13

Points on IS0 to the northeast of Z satisfy equation (1), with the condition that the partial derivative X1 and the function X( ) are set equal to zero.

14

The greater-than-unitary elasticity of IS below point Z reflects the fact that equal proportionate changes in pn and in e, but not in e, will result in a reallocation of resources from production of the export good to the production of the nontraded good.

15

Static expectations mean that the value expected in the next period is equal to the current (known) value; that is, e+1* = e. The expected nominal return on holding foreign currency is then always zero.

16

Because the analysis throughout assumes that there are no interest-bearing assets, increases in domestic credit that are not associated with the financing of government purchases of commodities arise out of “helicopter” operations or, equivalently, cash grants from the government to the private sector.

17

An inspection of equations (1) and (2) reveals that point B is both a short-run and a long-run equilibrium position. This result is independent of the assumptions made about wealth effects.

18

The indeterminate effect on the parallel rate in the impact period reflects the adoption of an end-of-period, asset-equilibrium specification. In a beginning-of-period formulation, asset supplies (including the stock of money) are held stationary in the impact period. Hence, an increase in government spending initially involves only a leftward shift of the IS curve and leads unambiguously to an appreciation of the parallel rate. As in the end-of-period formulation, however, money financing in subsequent periods results in a rightward shift of the LM curve and produces a progressive depreciation of the parallel rate. A discussion of the issues involved in the alternative specifications of asset market equilibrium is contained in Kami (1979). For an example of an end-of-period model that incorporates a government budget constraint, see Turnovsky (1975).

19

The analytical techniques used in this subsection are discussed in detail in Sargent and Wallace (1973).

20
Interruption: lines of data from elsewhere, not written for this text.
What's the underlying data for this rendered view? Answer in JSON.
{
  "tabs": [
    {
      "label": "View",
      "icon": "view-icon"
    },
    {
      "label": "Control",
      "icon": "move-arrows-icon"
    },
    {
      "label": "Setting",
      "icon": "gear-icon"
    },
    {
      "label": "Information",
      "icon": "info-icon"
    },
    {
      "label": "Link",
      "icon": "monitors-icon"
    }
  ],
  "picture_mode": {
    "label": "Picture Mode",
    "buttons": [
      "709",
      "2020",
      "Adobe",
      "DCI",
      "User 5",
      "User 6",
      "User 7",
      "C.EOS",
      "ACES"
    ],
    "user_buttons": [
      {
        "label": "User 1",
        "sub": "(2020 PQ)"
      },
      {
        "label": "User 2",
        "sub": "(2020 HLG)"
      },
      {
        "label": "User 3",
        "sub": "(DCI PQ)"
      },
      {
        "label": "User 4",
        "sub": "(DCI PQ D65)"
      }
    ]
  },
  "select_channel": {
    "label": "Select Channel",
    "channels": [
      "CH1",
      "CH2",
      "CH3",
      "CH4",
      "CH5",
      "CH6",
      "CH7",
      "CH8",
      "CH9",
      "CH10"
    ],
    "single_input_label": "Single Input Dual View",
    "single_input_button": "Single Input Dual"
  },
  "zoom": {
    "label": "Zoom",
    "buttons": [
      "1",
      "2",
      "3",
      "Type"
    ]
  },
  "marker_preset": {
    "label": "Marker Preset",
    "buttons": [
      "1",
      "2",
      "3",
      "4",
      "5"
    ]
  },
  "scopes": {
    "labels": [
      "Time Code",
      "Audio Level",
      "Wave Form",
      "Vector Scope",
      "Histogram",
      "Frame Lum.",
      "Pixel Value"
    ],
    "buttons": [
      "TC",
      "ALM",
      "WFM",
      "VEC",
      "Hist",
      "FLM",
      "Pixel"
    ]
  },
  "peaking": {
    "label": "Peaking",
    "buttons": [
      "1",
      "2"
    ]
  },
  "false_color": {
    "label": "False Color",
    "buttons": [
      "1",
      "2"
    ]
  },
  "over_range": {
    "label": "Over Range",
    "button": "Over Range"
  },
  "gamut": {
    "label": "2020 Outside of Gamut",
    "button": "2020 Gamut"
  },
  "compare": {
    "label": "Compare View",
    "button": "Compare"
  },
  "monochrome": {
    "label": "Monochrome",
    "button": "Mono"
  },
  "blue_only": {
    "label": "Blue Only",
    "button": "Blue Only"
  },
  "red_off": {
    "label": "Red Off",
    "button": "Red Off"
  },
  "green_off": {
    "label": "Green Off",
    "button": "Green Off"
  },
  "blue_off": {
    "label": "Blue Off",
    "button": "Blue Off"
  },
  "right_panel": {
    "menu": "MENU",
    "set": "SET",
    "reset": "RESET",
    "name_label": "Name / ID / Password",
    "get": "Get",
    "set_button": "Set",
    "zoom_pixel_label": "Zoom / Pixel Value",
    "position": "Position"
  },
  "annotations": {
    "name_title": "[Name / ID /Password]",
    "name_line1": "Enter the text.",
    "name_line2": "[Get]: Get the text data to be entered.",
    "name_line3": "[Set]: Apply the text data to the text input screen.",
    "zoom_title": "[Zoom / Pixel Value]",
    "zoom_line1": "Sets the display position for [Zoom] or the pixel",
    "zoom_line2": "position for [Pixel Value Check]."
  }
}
The decline in e+1*/e before t + θ is illustrated in Figure 5 by the concave (in relation to the origin) shape of the time path for e. This concavity is necessary for stability because the demand for money must rise, and therefore e+1*/e must fall over time, if e is to decline to its long-run equilibrium level.

21

Net sales of foreign exchange by the central bank produce a leftward shift in the LM curve and are thus identical in their effect to a contraction in domestic credit.

22

The real wage level will tend to rise with a devaluation because, as discussed above, the price level will decline with the increase in output.

IMF Staff papers: Volume 31 No. 2
Author: International Monetary Fund. Research Dept.